Thinking of a chamber music trio, Myra is the lead violin, Franklin. the cello, and Mrs. Woolsey, the oboe – if that gives you some idea of the harmonics and counterpoints that were at play. I leave it to your own imagination if you take in this satisfying three-hander, which I highly recommend you do.
Director Laura Giannarelli – one of the founding members of Washington Stage Guild and a fine actress in her own right – has staged Ghost Writer with gentle authority, allowing the actors to blossom and Hollinger’s play to work its magic. Set designer John Decker has provided a judiciously appointed, Edwardian apartment, in dark wood and just enough period detail to suit the play. The lovely set is aided by the simple yet effective lighting design by Don Slater. The pièce de résistance is the work by Stephanie Mumford. Not only did she take the stage as Mrs. Woolsey, Mumford designed the fabulous costumes, providing Vivian with three detailed frocks right out of a 1915 edition of Colliers, and Woolsey’s natty suit. Myra’s understated ensemble completed the fine detail of the exquisite wardrobe.
Ghost Writer is a gem of a play, polished by Quotidian to reveal its brilliance.
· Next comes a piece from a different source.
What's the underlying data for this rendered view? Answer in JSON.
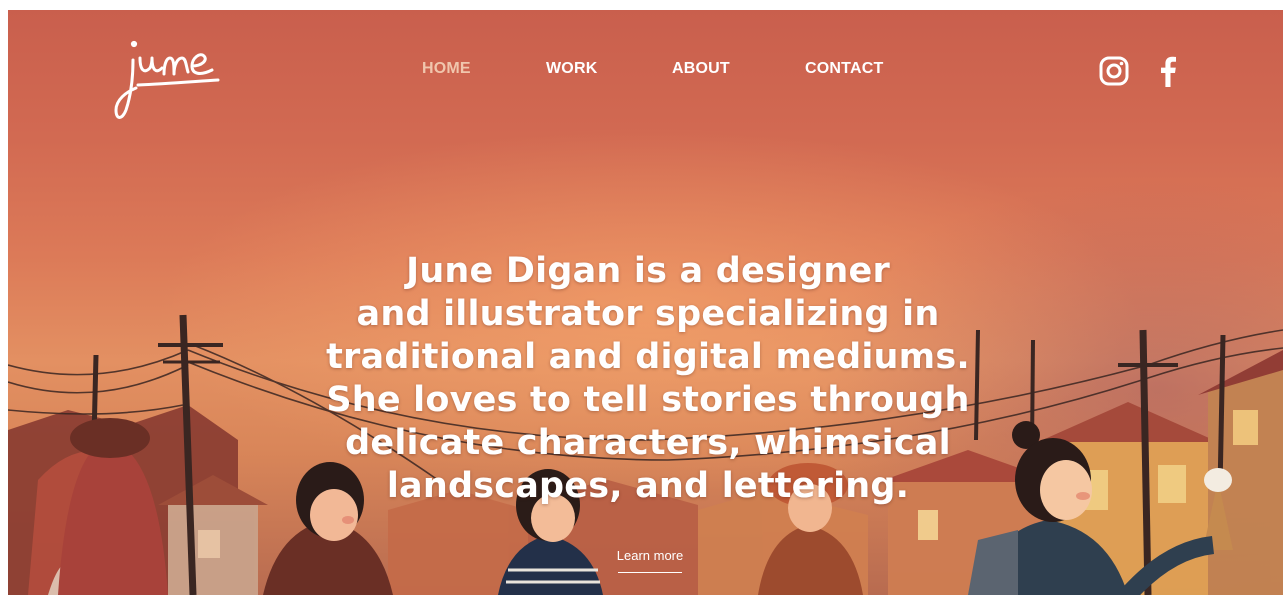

I urge you to go admire its sparkle.
Ghost Writer by Michael Hollinger . Directed by Laura Giannarelli . Featuring: Steve LaRocque, Stephanie Mumford, and Carol Spring . Costume design by Stephanie Mumford . Scenic design by John Decker . Lighting design by Don Slater . Sound Design by Clay Teunis . Stage manager: Elliot Lanes . Produced by Quotidian Theatre Company . Reviewed by Jeff Walker.